Scaring women - easy, profitable, and fun

According to the Telegraph:
"Researchers say there might be no safe limit for the amount of alcohol a pregnant woman can drink without endangering her unborn child

"However, now researchers in Ireland have found evidence that women who drink up to five units a week, equivalent to two 175ml glasses of red wine, could be putting their children at risk of fetal alcohol syndrome.

"The study found three cases of fetal alcohol syndrome "one each in the low, moderate and high consumption groups". The fact there was one in the low alcohol consumption group led the researchers to question the theory that light drinking had no effect on a baby's health."

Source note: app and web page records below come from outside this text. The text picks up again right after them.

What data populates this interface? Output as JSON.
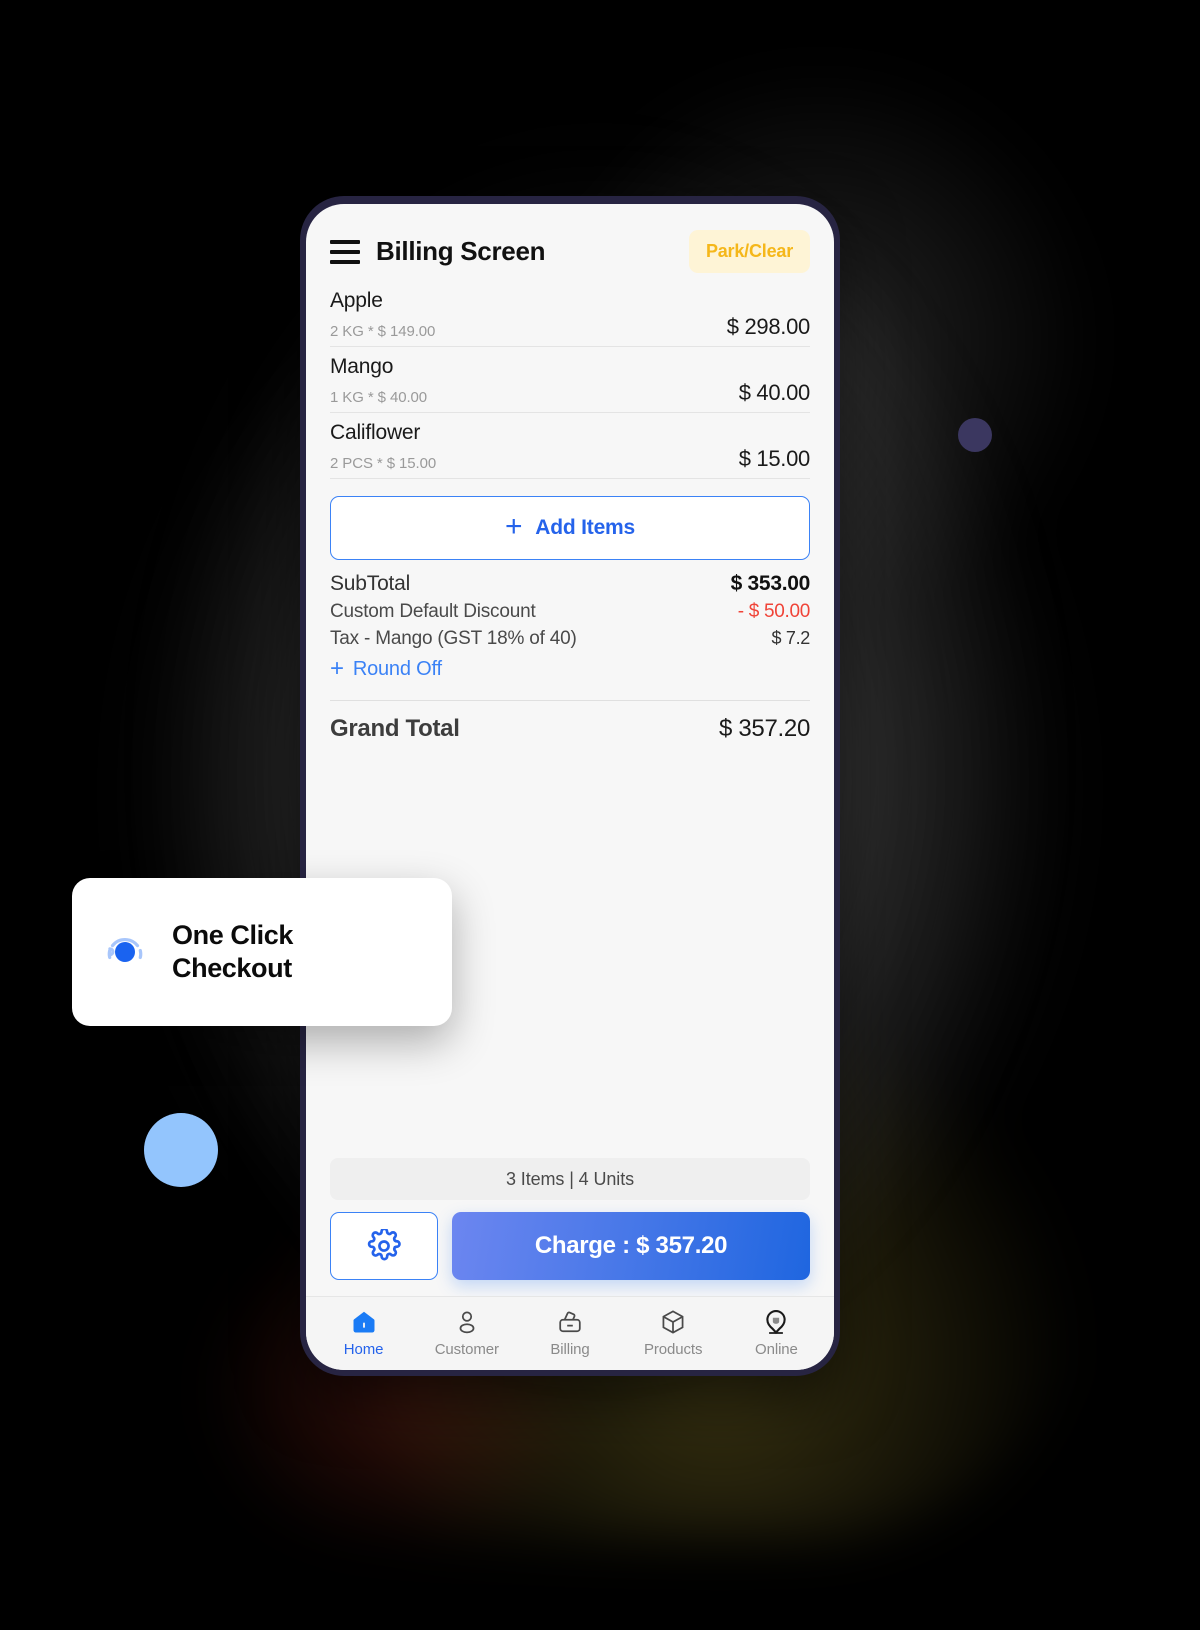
{
  "app": {
    "title": "Billing Screen",
    "menu_icon": "hamburger-icon",
    "park_clear_label": "Park/Clear"
  },
  "items": [
    {
      "name": "Apple",
      "detail": "2 KG * $ 149.00",
      "amount": "$ 298.00"
    },
    {
      "name": "Mango",
      "detail": "1 KG * $ 40.00",
      "amount": "$ 40.00"
    },
    {
      "name": "Califlower",
      "detail": "2 PCS * $ 15.00",
      "amount": "$ 15.00"
    }
  ],
  "add_items": {
    "label": "Add Items",
    "plus": "+"
  },
  "totals": {
    "subtotal_label": "SubTotal",
    "subtotal_value": "$ 353.00",
    "discount_label": "Custom Default Discount",
    "discount_value": "- $ 50.00",
    "tax_label": "Tax - Mango (GST 18% of 40)",
    "tax_value": "$ 7.2",
    "round_off_label": "Round Off",
    "round_off_plus": "+",
    "grand_total_label": "Grand Total",
    "grand_total_value": "$ 357.20"
  },
  "summary": {
    "count_text": "3 Items | 4 Units"
  },
  "actions": {
    "settings_icon": "gear-icon",
    "charge_label": "Charge : $ 357.20"
  },
  "bottom_nav": [
    {
      "label": "Home",
      "icon": "home-icon",
      "active": true
    },
    {
      "label": "Customer",
      "icon": "person-icon",
      "active": false
    },
    {
      "label": "Billing",
      "icon": "bag-icon",
      "active": false
    },
    {
      "label": "Products",
      "icon": "cube-icon",
      "active": false
    },
    {
      "label": "Online",
      "icon": "location-icon",
      "active": false
    }
  ],
  "callout": {
    "icon": "radio-target-icon",
    "line1": "One Click",
    "line2": "Checkout"
  },
  "colors": {
    "accent_blue": "#2563EB",
    "park_yellow": "#F5B71A",
    "discount_red": "#F04438",
    "phone_frame": "#272442",
    "light_blue_dot": "#93C5FD",
    "purple_dot": "#3B3760"
  }
}
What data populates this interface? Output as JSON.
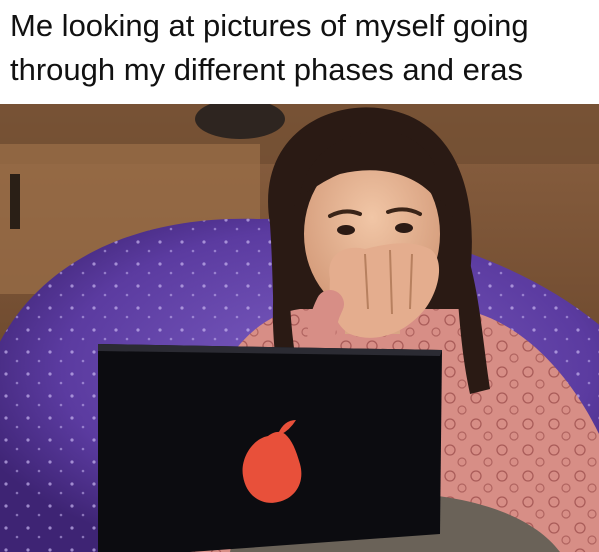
{
  "caption": {
    "line1": "Me looking at pictures of myself going",
    "line2": "through my different phases and eras"
  },
  "photo": {
    "subject_icon": "shocked-girl-with-laptop",
    "laptop_logo_icon": "pear-icon",
    "colors": {
      "beanbag": "#5b3ba0",
      "wall": "#7a5233",
      "shirt": "#d78e86",
      "hair": "#2a1a14",
      "laptop": "#0c0c10",
      "pear_logo": "#e8503a"
    }
  }
}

Well this is the paper, in BMC Pregnancy and Childbirth, the abstract sums it up pretty well:
"A cohort study of 61,241 women who booked for antenatal care and delivered in a large urban maternity hospital between 2000 and 2007. Self-reported alcohol consumption at the booking visit was categorised as low (0-5 units per week), moderate (6-20 units per week) and high (> 20 units per week).

"Of the 81% of women who reported alcohol consumption during the peri-conceptional period, 71% reported low intake, 9.9% moderate intake and 0.2% high intake.

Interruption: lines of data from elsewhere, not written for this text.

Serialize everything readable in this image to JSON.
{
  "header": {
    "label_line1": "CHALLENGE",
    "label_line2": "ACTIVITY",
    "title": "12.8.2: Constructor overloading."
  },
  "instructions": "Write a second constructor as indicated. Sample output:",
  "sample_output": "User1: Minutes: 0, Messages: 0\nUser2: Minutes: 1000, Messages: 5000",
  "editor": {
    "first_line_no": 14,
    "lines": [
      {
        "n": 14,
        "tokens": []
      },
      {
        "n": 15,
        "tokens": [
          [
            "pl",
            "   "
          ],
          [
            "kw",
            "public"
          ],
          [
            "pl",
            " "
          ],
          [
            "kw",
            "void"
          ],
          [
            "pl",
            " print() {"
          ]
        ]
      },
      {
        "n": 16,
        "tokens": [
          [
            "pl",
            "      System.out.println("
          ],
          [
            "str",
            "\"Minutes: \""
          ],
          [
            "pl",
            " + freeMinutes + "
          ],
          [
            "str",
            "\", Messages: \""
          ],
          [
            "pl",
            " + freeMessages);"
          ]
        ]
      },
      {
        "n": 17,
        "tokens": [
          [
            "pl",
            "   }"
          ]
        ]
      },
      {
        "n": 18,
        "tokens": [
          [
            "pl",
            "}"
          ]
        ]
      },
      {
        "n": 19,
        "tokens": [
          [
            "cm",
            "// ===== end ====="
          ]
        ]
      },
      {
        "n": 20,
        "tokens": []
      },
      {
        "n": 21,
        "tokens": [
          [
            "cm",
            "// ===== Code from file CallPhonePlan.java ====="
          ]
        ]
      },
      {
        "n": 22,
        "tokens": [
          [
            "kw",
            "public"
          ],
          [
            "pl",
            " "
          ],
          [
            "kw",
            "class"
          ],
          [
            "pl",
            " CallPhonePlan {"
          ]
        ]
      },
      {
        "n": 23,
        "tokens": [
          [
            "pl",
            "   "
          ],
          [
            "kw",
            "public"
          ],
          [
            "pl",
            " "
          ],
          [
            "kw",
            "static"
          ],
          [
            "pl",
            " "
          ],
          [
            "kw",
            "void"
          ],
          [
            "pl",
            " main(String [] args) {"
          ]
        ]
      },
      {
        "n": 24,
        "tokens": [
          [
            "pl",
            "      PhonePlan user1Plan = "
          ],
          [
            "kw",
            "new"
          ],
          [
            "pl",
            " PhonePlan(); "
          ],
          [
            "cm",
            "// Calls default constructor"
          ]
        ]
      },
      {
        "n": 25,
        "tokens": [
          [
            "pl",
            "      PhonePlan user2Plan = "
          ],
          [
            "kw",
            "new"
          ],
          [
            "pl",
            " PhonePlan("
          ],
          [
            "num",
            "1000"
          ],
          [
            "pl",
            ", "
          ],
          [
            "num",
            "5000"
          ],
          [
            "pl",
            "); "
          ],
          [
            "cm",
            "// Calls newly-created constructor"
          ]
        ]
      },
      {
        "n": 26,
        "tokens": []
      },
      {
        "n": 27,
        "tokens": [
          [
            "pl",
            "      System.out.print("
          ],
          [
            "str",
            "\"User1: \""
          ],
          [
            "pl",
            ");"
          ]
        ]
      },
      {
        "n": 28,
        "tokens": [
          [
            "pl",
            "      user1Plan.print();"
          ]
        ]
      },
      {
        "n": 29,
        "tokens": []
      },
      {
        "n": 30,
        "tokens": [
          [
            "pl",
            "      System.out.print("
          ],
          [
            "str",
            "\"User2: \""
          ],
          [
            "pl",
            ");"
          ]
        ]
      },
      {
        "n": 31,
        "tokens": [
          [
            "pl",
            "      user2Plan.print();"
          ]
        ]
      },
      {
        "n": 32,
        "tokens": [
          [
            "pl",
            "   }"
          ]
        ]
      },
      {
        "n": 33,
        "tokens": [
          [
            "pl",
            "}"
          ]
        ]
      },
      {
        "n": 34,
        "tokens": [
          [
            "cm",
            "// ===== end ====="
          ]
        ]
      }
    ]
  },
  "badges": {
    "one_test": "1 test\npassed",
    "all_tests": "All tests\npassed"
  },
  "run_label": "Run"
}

"High consumption was associated with very preterm birth (< 32 weeks gestation) even after controlling for socio-demographic factors adjusted OR 3.15 (95% CI 1.26-7.88). Only three cases of Fetal Alcohol Syndrome were recorded (0.05 per 1000 total births), one each in the low, moderate and high consumption groups."
If we assume all births were single babies (since most will be, and the twins and higher number births will not affect the numbers much) that's rates of foetal alcohol syndrome (FAS) of .0023%, .016%, and .82% in the low, moderate, and high risk groups respectively. That gives a relative risk of FAS in the high alcohol consumption group of over 300x the low consumption group.

Interestingly the overall FAS rate in the study is 1/10th of the usual estimated rate, probably because this was only those infants detected in the baby check in hospital. So, in conclusion, there were only 3 cases of FAS in this study which is both very low, and also too small to really draw too many conclusions. Any claim about low alcohol consumption causing FAS is basically a case report of one child that occurred with a rate of .0023%.

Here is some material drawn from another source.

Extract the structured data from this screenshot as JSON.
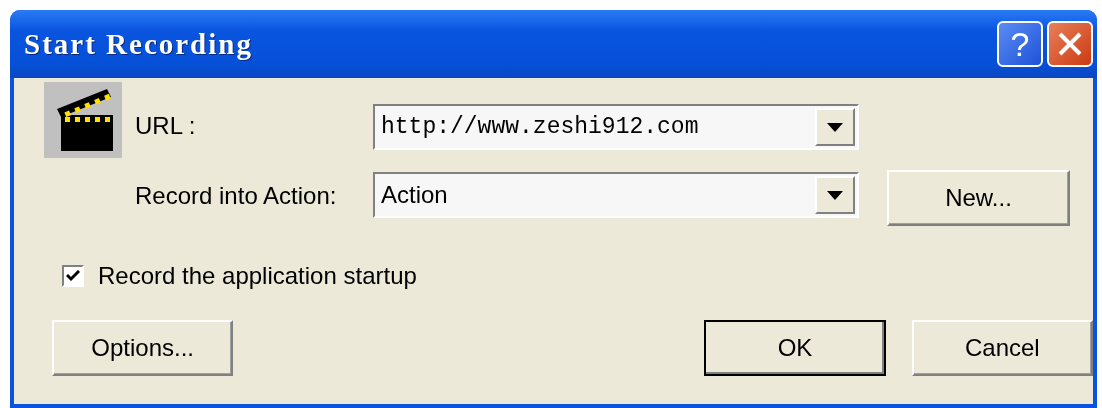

Importantly, we have to remember that FAS is believed to be due to heavy drinking throughout pregnancy, and the study did not record this, only alcohol consumption early in pregnancy. If the mother of the FAS child in the low alcohol group was under-reporting her alcohol consumption or went on to drink more heavily throughout pregnancy we have no evidence for a risk of FAS in low alcohol consumption in this study.

So did the authors really cause such an unnecessary scare by claiming that low alcohol consumption causes FAS as the Telegraph reports? Well here they are in the paper:
"This suggests that the mothers of the first two infants [the low and moderate alcohol consumption cases of FAS] may have under-reported their alcohol intake at the time of booking as FAS is unlikely to occur at lower levels of alcohol intake" [my emphasis]
Apparently not. So just another PR/journalist manufactured scare because worrying women about pregnancy, childbirth, and child rearing is easy, profitable, and fun.


Neuroskeptic said...

This also assumes that the "low alcohol" case of "FAS" was actually that, not a) a woman lying about her drinking or b) something unrelated, maybe a genetic disorder, that causes FAS-like effects.

Allo V Psycho said...

I'd be curious to read any associated Press Release before blaming the reporters alone. Yes, they shouldn't recycle PRs but I've seen some which are highly misleading, and where the drafters must share some of the blame.

pj said...

That's what I meant by 'PR/journalism', the journal in particular, or the authors' institution may have played up the story.